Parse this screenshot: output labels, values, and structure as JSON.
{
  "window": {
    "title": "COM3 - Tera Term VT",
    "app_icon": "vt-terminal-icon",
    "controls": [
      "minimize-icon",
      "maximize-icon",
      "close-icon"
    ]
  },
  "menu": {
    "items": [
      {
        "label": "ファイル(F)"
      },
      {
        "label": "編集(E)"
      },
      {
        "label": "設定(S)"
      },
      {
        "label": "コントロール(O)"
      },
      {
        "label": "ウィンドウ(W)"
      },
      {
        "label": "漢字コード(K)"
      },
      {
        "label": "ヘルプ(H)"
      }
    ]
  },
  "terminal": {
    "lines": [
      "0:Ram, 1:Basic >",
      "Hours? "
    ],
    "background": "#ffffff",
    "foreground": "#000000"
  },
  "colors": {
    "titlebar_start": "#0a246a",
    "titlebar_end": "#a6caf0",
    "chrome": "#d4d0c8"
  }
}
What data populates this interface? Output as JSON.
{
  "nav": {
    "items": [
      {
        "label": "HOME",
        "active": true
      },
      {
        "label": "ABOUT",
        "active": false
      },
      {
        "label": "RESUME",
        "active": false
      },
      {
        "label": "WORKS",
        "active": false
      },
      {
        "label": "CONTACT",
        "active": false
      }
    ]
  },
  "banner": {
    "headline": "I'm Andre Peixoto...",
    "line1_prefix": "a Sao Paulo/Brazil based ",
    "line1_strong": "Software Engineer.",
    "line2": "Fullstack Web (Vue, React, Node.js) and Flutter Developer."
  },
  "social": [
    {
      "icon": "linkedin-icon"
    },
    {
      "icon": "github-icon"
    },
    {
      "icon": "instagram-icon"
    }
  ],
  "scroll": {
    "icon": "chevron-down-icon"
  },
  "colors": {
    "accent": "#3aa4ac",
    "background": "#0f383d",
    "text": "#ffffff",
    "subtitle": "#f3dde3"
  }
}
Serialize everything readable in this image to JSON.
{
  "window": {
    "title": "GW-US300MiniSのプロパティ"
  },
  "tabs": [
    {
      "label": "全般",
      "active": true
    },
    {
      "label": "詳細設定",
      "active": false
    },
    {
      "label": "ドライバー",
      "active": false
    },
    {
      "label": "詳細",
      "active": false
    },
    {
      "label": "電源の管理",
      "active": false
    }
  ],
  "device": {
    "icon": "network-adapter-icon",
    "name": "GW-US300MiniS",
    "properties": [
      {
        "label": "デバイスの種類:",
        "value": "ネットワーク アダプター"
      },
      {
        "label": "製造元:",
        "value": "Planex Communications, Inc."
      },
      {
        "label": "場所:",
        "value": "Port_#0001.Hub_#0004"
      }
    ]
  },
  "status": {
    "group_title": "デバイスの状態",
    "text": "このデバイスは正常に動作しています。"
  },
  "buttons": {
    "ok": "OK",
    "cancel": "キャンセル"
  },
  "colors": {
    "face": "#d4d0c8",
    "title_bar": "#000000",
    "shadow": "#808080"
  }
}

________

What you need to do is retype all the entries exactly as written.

Reply.
Parse this screenshot: output labels, values, and structure as JSON.
{
  "window": {
    "title": "COM3 - Tera Term VT",
    "app_icon": "vt-terminal-icon",
    "controls": [
      "minimize-icon",
      "maximize-icon",
      "close-icon"
    ]
  },
  "menu": {
    "items": [
      {
        "label": "ファイル(F)"
      },
      {
        "label": "編集(E)"
      },
      {
        "label": "設定(S)"
      },
      {
        "label": "コントロール(O)"
      },
      {
        "label": "ウィンドウ(W)"
      },
      {
        "label": "漢字コード(K)"
      },
      {
        "label": "ヘルプ(H)"
      }
    ]
  },
  "terminal": {
    "lines": [
      "0:Ram, 1:Basic >",
      "Hours? "
    ],
    "background": "#ffffff",
    "foreground": "#000000"
  },
  "colors": {
    "titlebar_start": "#0a246a",
    "titlebar_end": "#a6caf0",
    "chrome": "#d4d0c8"
  }
}
What data populates this interface? Output as JSON.
{
  "nav": {
    "items": [
      {
        "label": "HOME",
        "active": true
      },
      {
        "label": "ABOUT",
        "active": false
      },
      {
        "label": "RESUME",
        "active": false
      },
      {
        "label": "WORKS",
        "active": false
      },
      {
        "label": "CONTACT",
        "active": false
      }
    ]
  },
  "banner": {
    "headline": "I'm Andre Peixoto...",
    "line1_prefix": "a Sao Paulo/Brazil based ",
    "line1_strong": "Software Engineer.",
    "line2": "Fullstack Web (Vue, React, Node.js) and Flutter Developer."
  },
  "social": [
    {
      "icon": "linkedin-icon"
    },
    {
      "icon": "github-icon"
    },
    {
      "icon": "instagram-icon"
    }
  ],
  "scroll": {
    "icon": "chevron-down-icon"
  },
  "colors": {
    "accent": "#3aa4ac",
    "background": "#0f383d",
    "text": "#ffffff",
    "subtitle": "#f3dde3"
  }
}
Serialize everything readable in this image to JSON.
{
  "window": {
    "title": "GW-US300MiniSのプロパティ"
  },
  "tabs": [
    {
      "label": "全般",
      "active": true
    },
    {
      "label": "詳細設定",
      "active": false
    },
    {
      "label": "ドライバー",
      "active": false
    },
    {
      "label": "詳細",
      "active": false
    },
    {
      "label": "電源の管理",
      "active": false
    }
  ],
  "device": {
    "icon": "network-adapter-icon",
    "name": "GW-US300MiniS",
    "properties": [
      {
        "label": "デバイスの種類:",
        "value": "ネットワーク アダプター"
      },
      {
        "label": "製造元:",
        "value": "Planex Communications, Inc."
      },
      {
        "label": "場所:",
        "value": "Port_#0001.Hub_#0004"
      }
    ]
  },
  "status": {
    "group_title": "デバイスの状態",
    "text": "このデバイスは正常に動作しています。"
  },
  "buttons": {
    "ok": "OK",
    "cancel": "キャンセル"
  },
  "colors": {
    "face": "#d4d0c8",
    "title_bar": "#000000",
    "shadow": "#808080"
  }
}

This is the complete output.